(Element data from apps and pages)

++++++

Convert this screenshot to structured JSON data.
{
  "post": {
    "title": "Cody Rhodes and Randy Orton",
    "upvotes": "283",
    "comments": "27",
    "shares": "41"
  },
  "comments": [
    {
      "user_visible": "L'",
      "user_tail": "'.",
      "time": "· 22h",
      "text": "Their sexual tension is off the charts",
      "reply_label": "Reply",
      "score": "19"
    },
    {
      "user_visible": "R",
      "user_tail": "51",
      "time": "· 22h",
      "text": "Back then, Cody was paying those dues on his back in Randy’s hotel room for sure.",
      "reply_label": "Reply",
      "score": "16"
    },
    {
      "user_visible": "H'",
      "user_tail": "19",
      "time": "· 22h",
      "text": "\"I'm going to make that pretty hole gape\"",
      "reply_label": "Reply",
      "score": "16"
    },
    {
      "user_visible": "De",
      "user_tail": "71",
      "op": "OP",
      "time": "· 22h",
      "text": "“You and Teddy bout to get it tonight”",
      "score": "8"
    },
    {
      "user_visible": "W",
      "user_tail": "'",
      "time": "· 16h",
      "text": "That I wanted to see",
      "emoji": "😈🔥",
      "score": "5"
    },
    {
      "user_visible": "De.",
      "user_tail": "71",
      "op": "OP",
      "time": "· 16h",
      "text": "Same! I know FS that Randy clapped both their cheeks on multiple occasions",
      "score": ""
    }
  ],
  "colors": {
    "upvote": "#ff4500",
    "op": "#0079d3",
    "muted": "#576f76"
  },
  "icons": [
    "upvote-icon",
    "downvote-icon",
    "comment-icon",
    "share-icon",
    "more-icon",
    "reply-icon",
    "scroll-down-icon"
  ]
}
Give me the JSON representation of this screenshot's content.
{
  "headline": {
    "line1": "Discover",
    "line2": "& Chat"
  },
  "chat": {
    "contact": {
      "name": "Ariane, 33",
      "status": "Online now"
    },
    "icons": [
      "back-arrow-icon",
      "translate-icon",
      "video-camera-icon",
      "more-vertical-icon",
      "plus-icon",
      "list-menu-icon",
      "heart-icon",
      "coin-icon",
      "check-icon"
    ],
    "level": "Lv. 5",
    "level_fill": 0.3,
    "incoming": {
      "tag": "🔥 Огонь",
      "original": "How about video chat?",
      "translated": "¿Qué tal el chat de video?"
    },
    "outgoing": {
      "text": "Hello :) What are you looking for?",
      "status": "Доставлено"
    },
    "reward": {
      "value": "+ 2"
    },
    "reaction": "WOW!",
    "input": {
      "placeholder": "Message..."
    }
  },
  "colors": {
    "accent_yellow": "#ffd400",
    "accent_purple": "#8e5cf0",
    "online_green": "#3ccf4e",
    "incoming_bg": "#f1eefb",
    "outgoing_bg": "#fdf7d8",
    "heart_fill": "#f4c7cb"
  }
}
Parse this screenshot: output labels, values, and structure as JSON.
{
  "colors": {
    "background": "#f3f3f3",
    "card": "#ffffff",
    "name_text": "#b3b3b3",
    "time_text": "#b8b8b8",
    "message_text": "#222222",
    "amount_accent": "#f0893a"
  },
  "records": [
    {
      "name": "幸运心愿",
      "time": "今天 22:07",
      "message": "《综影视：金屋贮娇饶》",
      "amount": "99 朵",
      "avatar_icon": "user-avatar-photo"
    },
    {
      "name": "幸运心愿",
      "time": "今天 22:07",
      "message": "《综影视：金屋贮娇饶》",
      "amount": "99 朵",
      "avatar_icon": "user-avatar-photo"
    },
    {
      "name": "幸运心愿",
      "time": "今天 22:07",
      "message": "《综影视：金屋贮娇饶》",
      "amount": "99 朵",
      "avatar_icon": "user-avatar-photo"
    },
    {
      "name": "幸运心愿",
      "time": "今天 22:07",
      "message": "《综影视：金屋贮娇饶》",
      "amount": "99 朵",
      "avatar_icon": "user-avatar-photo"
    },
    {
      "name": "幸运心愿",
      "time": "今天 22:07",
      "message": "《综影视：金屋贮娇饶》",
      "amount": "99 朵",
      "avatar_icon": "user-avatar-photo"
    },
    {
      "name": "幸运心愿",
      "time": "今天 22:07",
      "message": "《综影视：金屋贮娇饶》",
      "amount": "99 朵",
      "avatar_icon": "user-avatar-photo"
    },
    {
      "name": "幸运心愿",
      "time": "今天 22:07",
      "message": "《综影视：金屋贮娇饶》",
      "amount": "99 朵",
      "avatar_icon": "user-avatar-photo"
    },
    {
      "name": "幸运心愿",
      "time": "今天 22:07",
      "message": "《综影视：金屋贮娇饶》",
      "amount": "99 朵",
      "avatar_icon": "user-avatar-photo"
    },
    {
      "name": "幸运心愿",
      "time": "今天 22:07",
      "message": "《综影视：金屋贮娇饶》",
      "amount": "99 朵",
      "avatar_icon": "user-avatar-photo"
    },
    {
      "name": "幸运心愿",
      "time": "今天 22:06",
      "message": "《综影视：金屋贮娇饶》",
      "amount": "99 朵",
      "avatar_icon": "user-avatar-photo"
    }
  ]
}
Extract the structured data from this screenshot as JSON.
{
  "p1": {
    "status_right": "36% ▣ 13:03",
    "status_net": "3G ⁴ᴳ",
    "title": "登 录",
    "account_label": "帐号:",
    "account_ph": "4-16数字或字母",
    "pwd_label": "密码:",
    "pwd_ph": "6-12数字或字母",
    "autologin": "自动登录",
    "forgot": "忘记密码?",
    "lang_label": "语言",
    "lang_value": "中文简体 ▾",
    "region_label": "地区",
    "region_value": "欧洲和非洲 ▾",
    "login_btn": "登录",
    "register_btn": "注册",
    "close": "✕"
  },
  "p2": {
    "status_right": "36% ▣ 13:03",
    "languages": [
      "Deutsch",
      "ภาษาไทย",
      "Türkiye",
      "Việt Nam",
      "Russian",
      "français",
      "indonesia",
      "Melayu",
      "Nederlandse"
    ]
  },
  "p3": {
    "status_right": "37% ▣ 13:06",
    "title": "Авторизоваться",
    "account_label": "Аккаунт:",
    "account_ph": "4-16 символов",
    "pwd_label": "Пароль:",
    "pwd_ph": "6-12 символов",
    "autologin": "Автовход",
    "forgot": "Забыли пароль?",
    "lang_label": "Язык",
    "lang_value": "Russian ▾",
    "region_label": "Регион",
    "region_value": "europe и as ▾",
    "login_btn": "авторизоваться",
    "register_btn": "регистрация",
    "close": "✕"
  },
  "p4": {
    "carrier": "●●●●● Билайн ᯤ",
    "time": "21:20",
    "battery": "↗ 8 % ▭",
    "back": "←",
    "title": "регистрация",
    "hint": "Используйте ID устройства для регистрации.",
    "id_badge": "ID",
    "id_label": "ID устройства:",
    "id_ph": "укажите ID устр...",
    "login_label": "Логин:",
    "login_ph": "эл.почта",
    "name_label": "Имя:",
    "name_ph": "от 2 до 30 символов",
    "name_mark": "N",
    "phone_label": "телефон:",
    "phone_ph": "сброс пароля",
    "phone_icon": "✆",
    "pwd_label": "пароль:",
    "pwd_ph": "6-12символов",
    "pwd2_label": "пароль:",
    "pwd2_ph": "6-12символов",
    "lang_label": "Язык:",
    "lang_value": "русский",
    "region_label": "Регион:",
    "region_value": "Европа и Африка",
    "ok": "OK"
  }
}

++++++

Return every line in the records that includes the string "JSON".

Convert this screenshot to structured JSON data.
Give me the JSON representation of this screenshot's content.
Parse this screenshot: output labels, values, and structure as JSON.
Extract the structured data from this screenshot as JSON.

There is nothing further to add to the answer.